*** Input records ***

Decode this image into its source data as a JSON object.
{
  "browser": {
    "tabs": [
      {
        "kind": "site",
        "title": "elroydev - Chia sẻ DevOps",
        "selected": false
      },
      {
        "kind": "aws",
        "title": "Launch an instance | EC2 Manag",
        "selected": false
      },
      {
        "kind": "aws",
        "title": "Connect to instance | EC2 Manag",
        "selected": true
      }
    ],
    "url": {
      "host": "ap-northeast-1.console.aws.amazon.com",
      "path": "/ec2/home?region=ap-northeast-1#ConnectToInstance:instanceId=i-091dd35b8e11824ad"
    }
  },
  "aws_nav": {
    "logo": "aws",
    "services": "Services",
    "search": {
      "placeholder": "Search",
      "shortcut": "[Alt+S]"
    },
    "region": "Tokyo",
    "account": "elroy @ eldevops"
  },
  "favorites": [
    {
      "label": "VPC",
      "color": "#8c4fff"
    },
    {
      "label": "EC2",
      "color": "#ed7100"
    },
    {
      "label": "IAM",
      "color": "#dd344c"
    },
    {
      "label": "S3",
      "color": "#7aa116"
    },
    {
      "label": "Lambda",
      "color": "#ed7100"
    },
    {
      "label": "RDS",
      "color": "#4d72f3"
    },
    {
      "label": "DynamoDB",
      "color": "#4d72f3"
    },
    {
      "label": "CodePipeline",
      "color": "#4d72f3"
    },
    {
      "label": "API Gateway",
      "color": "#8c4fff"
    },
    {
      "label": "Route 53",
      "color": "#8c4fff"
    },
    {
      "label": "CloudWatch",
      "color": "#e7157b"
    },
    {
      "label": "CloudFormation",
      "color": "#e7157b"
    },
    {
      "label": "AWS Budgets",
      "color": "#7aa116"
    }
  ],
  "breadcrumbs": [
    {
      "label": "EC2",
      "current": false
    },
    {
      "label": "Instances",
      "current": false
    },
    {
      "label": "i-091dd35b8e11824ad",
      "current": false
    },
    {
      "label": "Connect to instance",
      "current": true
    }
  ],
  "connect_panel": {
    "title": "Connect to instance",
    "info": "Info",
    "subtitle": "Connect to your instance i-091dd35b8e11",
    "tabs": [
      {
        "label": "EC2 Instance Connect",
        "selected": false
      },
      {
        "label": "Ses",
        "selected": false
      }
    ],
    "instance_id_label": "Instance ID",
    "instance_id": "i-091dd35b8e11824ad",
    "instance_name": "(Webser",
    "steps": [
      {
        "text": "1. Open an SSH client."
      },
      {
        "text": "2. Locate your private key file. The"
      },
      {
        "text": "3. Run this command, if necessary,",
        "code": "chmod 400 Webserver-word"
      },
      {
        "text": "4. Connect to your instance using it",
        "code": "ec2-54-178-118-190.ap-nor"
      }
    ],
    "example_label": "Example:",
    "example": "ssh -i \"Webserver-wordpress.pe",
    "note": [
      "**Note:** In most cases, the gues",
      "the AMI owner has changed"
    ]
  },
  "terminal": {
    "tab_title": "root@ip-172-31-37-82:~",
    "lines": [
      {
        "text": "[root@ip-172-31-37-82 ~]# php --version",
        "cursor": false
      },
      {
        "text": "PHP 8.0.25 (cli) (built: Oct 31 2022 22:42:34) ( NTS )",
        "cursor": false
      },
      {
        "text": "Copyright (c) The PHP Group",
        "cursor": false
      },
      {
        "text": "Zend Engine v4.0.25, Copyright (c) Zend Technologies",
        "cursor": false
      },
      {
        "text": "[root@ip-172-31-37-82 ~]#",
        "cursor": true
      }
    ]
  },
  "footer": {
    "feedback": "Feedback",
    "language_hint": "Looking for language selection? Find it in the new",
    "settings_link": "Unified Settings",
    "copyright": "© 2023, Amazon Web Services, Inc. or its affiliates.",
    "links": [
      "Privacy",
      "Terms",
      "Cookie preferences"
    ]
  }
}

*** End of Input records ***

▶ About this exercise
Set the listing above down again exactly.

▶ Response
Decode this image into its source data as a JSON object.
{
  "browser": {
    "tabs": [
      {
        "kind": "site",
        "title": "elroydev - Chia sẻ DevOps",
        "selected": false
      },
      {
        "kind": "aws",
        "title": "Launch an instance | EC2 Manag",
        "selected": false
      },
      {
        "kind": "aws",
        "title": "Connect to instance | EC2 Manag",
        "selected": true
      }
    ],
    "url": {
      "host": "ap-northeast-1.console.aws.amazon.com",
      "path": "/ec2/home?region=ap-northeast-1#ConnectToInstance:instanceId=i-091dd35b8e11824ad"
    }
  },
  "aws_nav": {
    "logo": "aws",
    "services": "Services",
    "search": {
      "placeholder": "Search",
      "shortcut": "[Alt+S]"
    },
    "region": "Tokyo",
    "account": "elroy @ eldevops"
  },
  "favorites": [
    {
      "label": "VPC",
      "color": "#8c4fff"
    },
    {
      "label": "EC2",
      "color": "#ed7100"
    },
    {
      "label": "IAM",
      "color": "#dd344c"
    },
    {
      "label": "S3",
      "color": "#7aa116"
    },
    {
      "label": "Lambda",
      "color": "#ed7100"
    },
    {
      "label": "RDS",
      "color": "#4d72f3"
    },
    {
      "label": "DynamoDB",
      "color": "#4d72f3"
    },
    {
      "label": "CodePipeline",
      "color": "#4d72f3"
    },
    {
      "label": "API Gateway",
      "color": "#8c4fff"
    },
    {
      "label": "Route 53",
      "color": "#8c4fff"
    },
    {
      "label": "CloudWatch",
      "color": "#e7157b"
    },
    {
      "label": "CloudFormation",
      "color": "#e7157b"
    },
    {
      "label": "AWS Budgets",
      "color": "#7aa116"
    }
  ],
  "breadcrumbs": [
    {
      "label": "EC2",
      "current": false
    },
    {
      "label": "Instances",
      "current": false
    },
    {
      "label": "i-091dd35b8e11824ad",
      "current": false
    },
    {
      "label": "Connect to instance",
      "current": true
    }
  ],
  "connect_panel": {
    "title": "Connect to instance",
    "info": "Info",
    "subtitle": "Connect to your instance i-091dd35b8e11",
    "tabs": [
      {
        "label": "EC2 Instance Connect",
        "selected": false
      },
      {
        "label": "Ses",
        "selected": false
      }
    ],
    "instance_id_label": "Instance ID",
    "instance_id": "i-091dd35b8e11824ad",
    "instance_name": "(Webser",
    "steps": [
      {
        "text": "1. Open an SSH client."
      },
      {
        "text": "2. Locate your private key file. The"
      },
      {
        "text": "3. Run this command, if necessary,",
        "code": "chmod 400 Webserver-word"
      },
      {
        "text": "4. Connect to your instance using it",
        "code": "ec2-54-178-118-190.ap-nor"
      }
    ],
    "example_label": "Example:",
    "example": "ssh -i \"Webserver-wordpress.pe",
    "note": [
      "**Note:** In most cases, the gues",
      "the AMI owner has changed"
    ]
  },
  "terminal": {
    "tab_title": "root@ip-172-31-37-82:~",
    "lines": [
      {
        "text": "[root@ip-172-31-37-82 ~]# php --version",
        "cursor": false
      },
      {
        "text": "PHP 8.0.25 (cli) (built: Oct 31 2022 22:42:34) ( NTS )",
        "cursor": false
      },
      {
        "text": "Copyright (c) The PHP Group",
        "cursor": false
      },
      {
        "text": "Zend Engine v4.0.25, Copyright (c) Zend Technologies",
        "cursor": false
      },
      {
        "text": "[root@ip-172-31-37-82 ~]#",
        "cursor": true
      }
    ]
  },
  "footer": {
    "feedback": "Feedback",
    "language_hint": "Looking for language selection? Find it in the new",
    "settings_link": "Unified Settings",
    "copyright": "© 2023, Amazon Web Services, Inc. or its affiliates.",
    "links": [
      "Privacy",
      "Terms",
      "Cookie preferences"
    ]
  }
}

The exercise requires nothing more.